David Chalmers (ANU, NYU)
Rafael De Clercq
Ezio Di Nucci
Jack Alan Reynolds
Learn more about PhilPapers
Theoretical Medicine 14 (2):167-180 (1993)
In this paper Popper formulates and discusses a new aspect of the theory of mind. This theory is partly based on his earlier developed interactionistic theory. It takes as its point of departure the observation that mind and physical forces have several properties in common, at least the following six: both are located, unextended, incorporeal, capable of acting on bodies, dependent upon body, capable of being influenced by bodies. Other properties such as intensity and extension in time may be added. It is argued that a fuller understanding of the nature of forces is essential for the analysis of the mind-brain problem. The relative autonomy and indeterministic nature of mind is stressed. Indeterminism is treated in relation to a theorem of Hadamard. The computer theory of mind and the Turing test are criticized. Finally the evolution of mind is discussed
|Keywords||conscious and unconscious mind evolution of mind physical forces properties of mind|
|Categories||categorize this paper)|
Setup an account with your affiliations in order to access resources via your University's proxy server
Configure custom proxy (use this if your affiliation does not provide a proxy)
|Through your library|
References found in this work BETA
No references found.
Citations of this work BETA
No citations found.
Similar books and articles
Michael Lockwood (1989). Mind, Brain, and the Quantum. Oxford University Press.
Benny Shanon (2008). Mind-Body, Body-Mind: Two Distinct Problems. Philosophical Psychology 21 (5):697 – 701.
J. J. C. Smart, The Mind/Brain Identity Theory. Stanford Encyclopedia of Philosophy.

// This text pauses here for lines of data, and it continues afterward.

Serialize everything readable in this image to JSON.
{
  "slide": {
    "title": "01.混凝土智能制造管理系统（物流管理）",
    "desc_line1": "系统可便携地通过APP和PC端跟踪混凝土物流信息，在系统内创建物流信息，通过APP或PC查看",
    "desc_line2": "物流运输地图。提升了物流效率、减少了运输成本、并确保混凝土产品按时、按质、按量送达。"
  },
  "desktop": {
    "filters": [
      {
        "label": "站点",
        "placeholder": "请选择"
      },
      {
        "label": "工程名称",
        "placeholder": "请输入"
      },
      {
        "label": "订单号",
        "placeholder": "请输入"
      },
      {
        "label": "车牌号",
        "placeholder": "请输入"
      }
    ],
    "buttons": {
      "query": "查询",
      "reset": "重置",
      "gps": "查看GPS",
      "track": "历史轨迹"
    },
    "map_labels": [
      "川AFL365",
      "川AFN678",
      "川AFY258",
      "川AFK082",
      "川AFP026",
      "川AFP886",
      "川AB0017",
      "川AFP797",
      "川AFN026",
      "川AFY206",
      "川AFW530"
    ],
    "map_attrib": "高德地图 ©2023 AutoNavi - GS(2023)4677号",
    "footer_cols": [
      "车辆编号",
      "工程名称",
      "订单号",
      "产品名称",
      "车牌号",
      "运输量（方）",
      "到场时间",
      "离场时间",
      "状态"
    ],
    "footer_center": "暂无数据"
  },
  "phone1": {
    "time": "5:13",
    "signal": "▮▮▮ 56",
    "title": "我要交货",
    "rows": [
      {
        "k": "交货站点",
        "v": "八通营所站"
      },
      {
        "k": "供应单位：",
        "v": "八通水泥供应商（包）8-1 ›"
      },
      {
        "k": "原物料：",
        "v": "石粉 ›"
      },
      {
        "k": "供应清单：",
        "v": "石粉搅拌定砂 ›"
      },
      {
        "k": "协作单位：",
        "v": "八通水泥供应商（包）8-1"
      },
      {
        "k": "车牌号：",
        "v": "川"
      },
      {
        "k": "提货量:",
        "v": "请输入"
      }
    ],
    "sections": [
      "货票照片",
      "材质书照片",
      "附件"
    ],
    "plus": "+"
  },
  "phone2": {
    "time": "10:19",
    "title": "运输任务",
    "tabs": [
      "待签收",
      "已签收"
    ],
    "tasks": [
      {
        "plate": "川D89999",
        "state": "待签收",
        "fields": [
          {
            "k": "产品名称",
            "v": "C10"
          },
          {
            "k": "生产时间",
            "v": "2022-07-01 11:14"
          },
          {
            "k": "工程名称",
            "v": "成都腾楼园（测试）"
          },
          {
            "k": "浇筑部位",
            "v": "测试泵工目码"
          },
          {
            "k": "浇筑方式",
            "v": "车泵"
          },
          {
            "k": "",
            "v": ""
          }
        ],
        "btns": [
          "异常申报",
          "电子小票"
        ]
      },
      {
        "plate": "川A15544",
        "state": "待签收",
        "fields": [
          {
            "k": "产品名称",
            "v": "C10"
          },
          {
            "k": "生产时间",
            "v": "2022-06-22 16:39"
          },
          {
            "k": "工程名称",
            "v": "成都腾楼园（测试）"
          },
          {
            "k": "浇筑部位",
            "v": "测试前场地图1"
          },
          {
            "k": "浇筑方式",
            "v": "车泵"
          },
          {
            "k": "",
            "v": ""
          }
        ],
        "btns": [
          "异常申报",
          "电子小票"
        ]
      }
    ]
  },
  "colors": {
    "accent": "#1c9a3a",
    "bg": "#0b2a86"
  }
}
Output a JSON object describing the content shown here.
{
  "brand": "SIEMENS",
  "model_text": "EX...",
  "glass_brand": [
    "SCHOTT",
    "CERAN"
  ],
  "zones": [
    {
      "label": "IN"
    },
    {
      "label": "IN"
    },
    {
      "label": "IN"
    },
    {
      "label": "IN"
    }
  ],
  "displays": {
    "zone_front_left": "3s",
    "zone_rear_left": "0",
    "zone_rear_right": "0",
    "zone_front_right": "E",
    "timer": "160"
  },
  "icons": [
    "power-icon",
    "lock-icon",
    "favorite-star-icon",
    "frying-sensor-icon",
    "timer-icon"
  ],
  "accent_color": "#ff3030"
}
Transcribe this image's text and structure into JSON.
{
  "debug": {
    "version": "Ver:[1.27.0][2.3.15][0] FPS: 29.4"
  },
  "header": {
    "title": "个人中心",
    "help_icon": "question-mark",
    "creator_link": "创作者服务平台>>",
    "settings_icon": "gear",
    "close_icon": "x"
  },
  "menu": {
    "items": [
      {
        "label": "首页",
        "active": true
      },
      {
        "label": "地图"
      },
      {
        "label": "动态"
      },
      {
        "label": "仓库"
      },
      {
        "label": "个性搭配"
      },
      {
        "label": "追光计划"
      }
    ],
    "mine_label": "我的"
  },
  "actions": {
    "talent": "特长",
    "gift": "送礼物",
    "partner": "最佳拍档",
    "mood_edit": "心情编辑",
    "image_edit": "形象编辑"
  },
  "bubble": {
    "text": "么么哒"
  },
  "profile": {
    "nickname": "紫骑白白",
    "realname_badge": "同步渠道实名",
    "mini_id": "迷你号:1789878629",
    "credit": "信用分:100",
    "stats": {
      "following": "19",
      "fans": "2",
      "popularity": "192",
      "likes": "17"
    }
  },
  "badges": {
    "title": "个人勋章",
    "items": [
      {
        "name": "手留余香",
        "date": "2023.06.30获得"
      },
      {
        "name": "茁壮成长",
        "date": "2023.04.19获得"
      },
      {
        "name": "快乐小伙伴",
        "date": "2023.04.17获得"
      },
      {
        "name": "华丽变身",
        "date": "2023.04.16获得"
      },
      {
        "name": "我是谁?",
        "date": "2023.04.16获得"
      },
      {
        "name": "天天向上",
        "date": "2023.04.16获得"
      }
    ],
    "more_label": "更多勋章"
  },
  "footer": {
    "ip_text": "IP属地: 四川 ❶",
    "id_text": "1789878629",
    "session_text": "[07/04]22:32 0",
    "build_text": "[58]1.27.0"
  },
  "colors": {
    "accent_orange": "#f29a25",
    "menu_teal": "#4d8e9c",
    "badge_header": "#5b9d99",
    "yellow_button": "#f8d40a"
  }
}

Clive Vernon Borst (1970). The Mind-Brain Identity Theory: A Collection of Papers. New York,St Martin's P..
Gabriel Vacariu (2005). Mind, Brain, and Epistemologically Different Worlds. Synthese 147 (3):515-548.
Ralph L. Smith (1999). A Testable Mind-Brain Theory. Journal of Mind and Behavior 20 (4):421-436.
Peter Slezak (2000). The Mind-Brain Problem. In Evian Gordon (ed.), Integrative Neuroscience. Harwood Academic Publishers
B. I. B. Lindahl & P. Århem (1994). Mind as a Force Field: Comments on a New Interactionistic Hypothesis. Journal of Theoretical Biology 171:111-22.
Added to index2009-01-28
Total downloads108 ( #34,714 of 1,793,090 )
Recent downloads (6 months)2 ( #344,508 of 1,793,090 )
How can I increase my downloads?